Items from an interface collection
****************

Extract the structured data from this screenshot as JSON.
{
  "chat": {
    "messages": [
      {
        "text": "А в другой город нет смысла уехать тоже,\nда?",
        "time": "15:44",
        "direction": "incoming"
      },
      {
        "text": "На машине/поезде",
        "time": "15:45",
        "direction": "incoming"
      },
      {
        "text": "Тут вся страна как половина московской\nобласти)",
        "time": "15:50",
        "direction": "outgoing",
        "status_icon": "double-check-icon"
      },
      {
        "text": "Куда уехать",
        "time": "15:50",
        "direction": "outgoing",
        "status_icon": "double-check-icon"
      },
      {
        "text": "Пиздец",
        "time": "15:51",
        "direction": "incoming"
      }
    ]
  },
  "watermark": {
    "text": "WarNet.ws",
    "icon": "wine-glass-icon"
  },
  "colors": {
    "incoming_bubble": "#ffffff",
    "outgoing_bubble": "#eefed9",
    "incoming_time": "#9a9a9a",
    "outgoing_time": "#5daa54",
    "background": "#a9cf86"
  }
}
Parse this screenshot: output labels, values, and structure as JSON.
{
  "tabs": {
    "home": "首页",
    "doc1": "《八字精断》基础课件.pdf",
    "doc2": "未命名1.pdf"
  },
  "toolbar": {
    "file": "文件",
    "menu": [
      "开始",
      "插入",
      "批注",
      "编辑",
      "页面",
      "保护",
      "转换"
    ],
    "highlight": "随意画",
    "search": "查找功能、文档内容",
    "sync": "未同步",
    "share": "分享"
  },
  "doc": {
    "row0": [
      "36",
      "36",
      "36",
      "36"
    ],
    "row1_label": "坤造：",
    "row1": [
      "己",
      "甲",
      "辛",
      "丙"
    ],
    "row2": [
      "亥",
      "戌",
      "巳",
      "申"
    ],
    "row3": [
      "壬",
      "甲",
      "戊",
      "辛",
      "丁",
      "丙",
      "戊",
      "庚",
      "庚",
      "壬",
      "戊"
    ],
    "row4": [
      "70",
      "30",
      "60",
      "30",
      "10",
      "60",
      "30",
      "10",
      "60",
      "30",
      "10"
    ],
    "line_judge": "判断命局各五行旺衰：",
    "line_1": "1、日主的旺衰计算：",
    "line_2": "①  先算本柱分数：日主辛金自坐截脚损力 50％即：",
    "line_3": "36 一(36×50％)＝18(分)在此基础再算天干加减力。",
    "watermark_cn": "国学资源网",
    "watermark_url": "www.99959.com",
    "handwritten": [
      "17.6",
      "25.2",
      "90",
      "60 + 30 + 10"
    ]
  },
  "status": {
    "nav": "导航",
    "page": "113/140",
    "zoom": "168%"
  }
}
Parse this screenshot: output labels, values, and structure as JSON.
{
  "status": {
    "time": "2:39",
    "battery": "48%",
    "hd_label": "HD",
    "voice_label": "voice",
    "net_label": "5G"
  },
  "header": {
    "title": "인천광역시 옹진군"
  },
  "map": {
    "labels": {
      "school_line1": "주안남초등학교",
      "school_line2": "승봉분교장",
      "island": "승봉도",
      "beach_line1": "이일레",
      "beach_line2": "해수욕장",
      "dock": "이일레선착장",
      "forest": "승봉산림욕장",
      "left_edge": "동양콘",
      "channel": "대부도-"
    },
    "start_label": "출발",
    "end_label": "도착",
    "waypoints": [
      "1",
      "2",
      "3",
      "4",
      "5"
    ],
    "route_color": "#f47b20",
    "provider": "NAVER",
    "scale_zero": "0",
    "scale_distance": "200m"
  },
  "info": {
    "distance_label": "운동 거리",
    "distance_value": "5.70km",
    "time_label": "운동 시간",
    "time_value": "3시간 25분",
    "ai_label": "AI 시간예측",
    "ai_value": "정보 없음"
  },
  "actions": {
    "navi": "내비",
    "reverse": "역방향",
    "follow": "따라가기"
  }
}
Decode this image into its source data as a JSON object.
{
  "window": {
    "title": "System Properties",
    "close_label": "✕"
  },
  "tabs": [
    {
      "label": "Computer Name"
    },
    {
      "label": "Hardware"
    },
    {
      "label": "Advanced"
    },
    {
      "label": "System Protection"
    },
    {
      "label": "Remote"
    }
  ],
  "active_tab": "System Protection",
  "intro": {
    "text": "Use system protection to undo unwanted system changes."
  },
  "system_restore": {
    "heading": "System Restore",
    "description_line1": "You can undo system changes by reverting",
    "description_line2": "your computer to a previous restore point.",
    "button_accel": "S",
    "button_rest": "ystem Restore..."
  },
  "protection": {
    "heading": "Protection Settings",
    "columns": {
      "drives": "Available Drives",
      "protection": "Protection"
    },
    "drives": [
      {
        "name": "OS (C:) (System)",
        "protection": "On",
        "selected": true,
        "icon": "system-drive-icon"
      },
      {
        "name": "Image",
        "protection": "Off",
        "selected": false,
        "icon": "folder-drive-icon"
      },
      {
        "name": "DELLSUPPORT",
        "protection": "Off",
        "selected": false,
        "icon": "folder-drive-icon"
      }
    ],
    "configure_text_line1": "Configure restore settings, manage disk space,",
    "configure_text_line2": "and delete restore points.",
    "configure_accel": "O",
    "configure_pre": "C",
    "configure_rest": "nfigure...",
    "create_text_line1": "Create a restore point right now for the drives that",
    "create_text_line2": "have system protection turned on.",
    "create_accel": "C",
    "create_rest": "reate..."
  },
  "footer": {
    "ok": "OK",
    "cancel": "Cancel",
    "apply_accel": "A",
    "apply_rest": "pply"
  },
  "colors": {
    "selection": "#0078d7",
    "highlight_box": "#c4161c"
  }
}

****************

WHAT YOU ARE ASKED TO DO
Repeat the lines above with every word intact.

RESULT OF THIS EXERCISE
Extract the structured data from this screenshot as JSON.
{
  "chat": {
    "messages": [
      {
        "text": "А в другой город нет смысла уехать тоже,\nда?",
        "time": "15:44",
        "direction": "incoming"
      },
      {
        "text": "На машине/поезде",
        "time": "15:45",
        "direction": "incoming"
      },
      {
        "text": "Тут вся страна как половина московской\nобласти)",
        "time": "15:50",
        "direction": "outgoing",
        "status_icon": "double-check-icon"
      },
      {
        "text": "Куда уехать",
        "time": "15:50",
        "direction": "outgoing",
        "status_icon": "double-check-icon"
      },
      {
        "text": "Пиздец",
        "time": "15:51",
        "direction": "incoming"
      }
    ]
  },
  "watermark": {
    "text": "WarNet.ws",
    "icon": "wine-glass-icon"
  },
  "colors": {
    "incoming_bubble": "#ffffff",
    "outgoing_bubble": "#eefed9",
    "incoming_time": "#9a9a9a",
    "outgoing_time": "#5daa54",
    "background": "#a9cf86"
  }
}
Parse this screenshot: output labels, values, and structure as JSON.
{
  "tabs": {
    "home": "首页",
    "doc1": "《八字精断》基础课件.pdf",
    "doc2": "未命名1.pdf"
  },
  "toolbar": {
    "file": "文件",
    "menu": [
      "开始",
      "插入",
      "批注",
      "编辑",
      "页面",
      "保护",
      "转换"
    ],
    "highlight": "随意画",
    "search": "查找功能、文档内容",
    "sync": "未同步",
    "share": "分享"
  },
  "doc": {
    "row0": [
      "36",
      "36",
      "36",
      "36"
    ],
    "row1_label": "坤造：",
    "row1": [
      "己",
      "甲",
      "辛",
      "丙"
    ],
    "row2": [
      "亥",
      "戌",
      "巳",
      "申"
    ],
    "row3": [
      "壬",
      "甲",
      "戊",
      "辛",
      "丁",
      "丙",
      "戊",
      "庚",
      "庚",
      "壬",
      "戊"
    ],
    "row4": [
      "70",
      "30",
      "60",
      "30",
      "10",
      "60",
      "30",
      "10",
      "60",
      "30",
      "10"
    ],
    "line_judge": "判断命局各五行旺衰：",
    "line_1": "1、日主的旺衰计算：",
    "line_2": "①  先算本柱分数：日主辛金自坐截脚损力 50％即：",
    "line_3": "36 一(36×50％)＝18(分)在此基础再算天干加减力。",
    "watermark_cn": "国学资源网",
    "watermark_url": "www.99959.com",
    "handwritten": [
      "17.6",
      "25.2",
      "90",
      "60 + 30 + 10"
    ]
  },
  "status": {
    "nav": "导航",
    "page": "113/140",
    "zoom": "168%"
  }
}
Parse this screenshot: output labels, values, and structure as JSON.
{
  "status": {
    "time": "2:39",
    "battery": "48%",
    "hd_label": "HD",
    "voice_label": "voice",
    "net_label": "5G"
  },
  "header": {
    "title": "인천광역시 옹진군"
  },
  "map": {
    "labels": {
      "school_line1": "주안남초등학교",
      "school_line2": "승봉분교장",
      "island": "승봉도",
      "beach_line1": "이일레",
      "beach_line2": "해수욕장",
      "dock": "이일레선착장",
      "forest": "승봉산림욕장",
      "left_edge": "동양콘",
      "channel": "대부도-"
    },
    "start_label": "출발",
    "end_label": "도착",
    "waypoints": [
      "1",
      "2",
      "3",
      "4",
      "5"
    ],
    "route_color": "#f47b20",
    "provider": "NAVER",
    "scale_zero": "0",
    "scale_distance": "200m"
  },
  "info": {
    "distance_label": "운동 거리",
    "distance_value": "5.70km",
    "time_label": "운동 시간",
    "time_value": "3시간 25분",
    "ai_label": "AI 시간예측",
    "ai_value": "정보 없음"
  },
  "actions": {
    "navi": "내비",
    "reverse": "역방향",
    "follow": "따라가기"
  }
}
Decode this image into its source data as a JSON object.
{
  "window": {
    "title": "System Properties",
    "close_label": "✕"
  },
  "tabs": [
    {
      "label": "Computer Name"
    },
    {
      "label": "Hardware"
    },
    {
      "label": "Advanced"
    },
    {
      "label": "System Protection"
    },
    {
      "label": "Remote"
    }
  ],
  "active_tab": "System Protection",
  "intro": {
    "text": "Use system protection to undo unwanted system changes."
  },
  "system_restore": {
    "heading": "System Restore",
    "description_line1": "You can undo system changes by reverting",
    "description_line2": "your computer to a previous restore point.",
    "button_accel": "S",
    "button_rest": "ystem Restore..."
  },
  "protection": {
    "heading": "Protection Settings",
    "columns": {
      "drives": "Available Drives",
      "protection": "Protection"
    },
    "drives": [
      {
        "name": "OS (C:) (System)",
        "protection": "On",
        "selected": true,
        "icon": "system-drive-icon"
      },
      {
        "name": "Image",
        "protection": "Off",
        "selected": false,
        "icon": "folder-drive-icon"
      },
      {
        "name": "DELLSUPPORT",
        "protection": "Off",
        "selected": false,
        "icon": "folder-drive-icon"
      }
    ],
    "configure_text_line1": "Configure restore settings, manage disk space,",
    "configure_text_line2": "and delete restore points.",
    "configure_accel": "O",
    "configure_pre": "C",
    "configure_rest": "nfigure...",
    "create_text_line1": "Create a restore point right now for the drives that",
    "create_text_line2": "have system protection turned on.",
    "create_accel": "C",
    "create_rest": "reate..."
  },
  "footer": {
    "ok": "OK",
    "cancel": "Cancel",
    "apply_accel": "A",
    "apply_rest": "pply"
  },
  "colors": {
    "selection": "#0078d7",
    "highlight_box": "#c4161c"
  }
}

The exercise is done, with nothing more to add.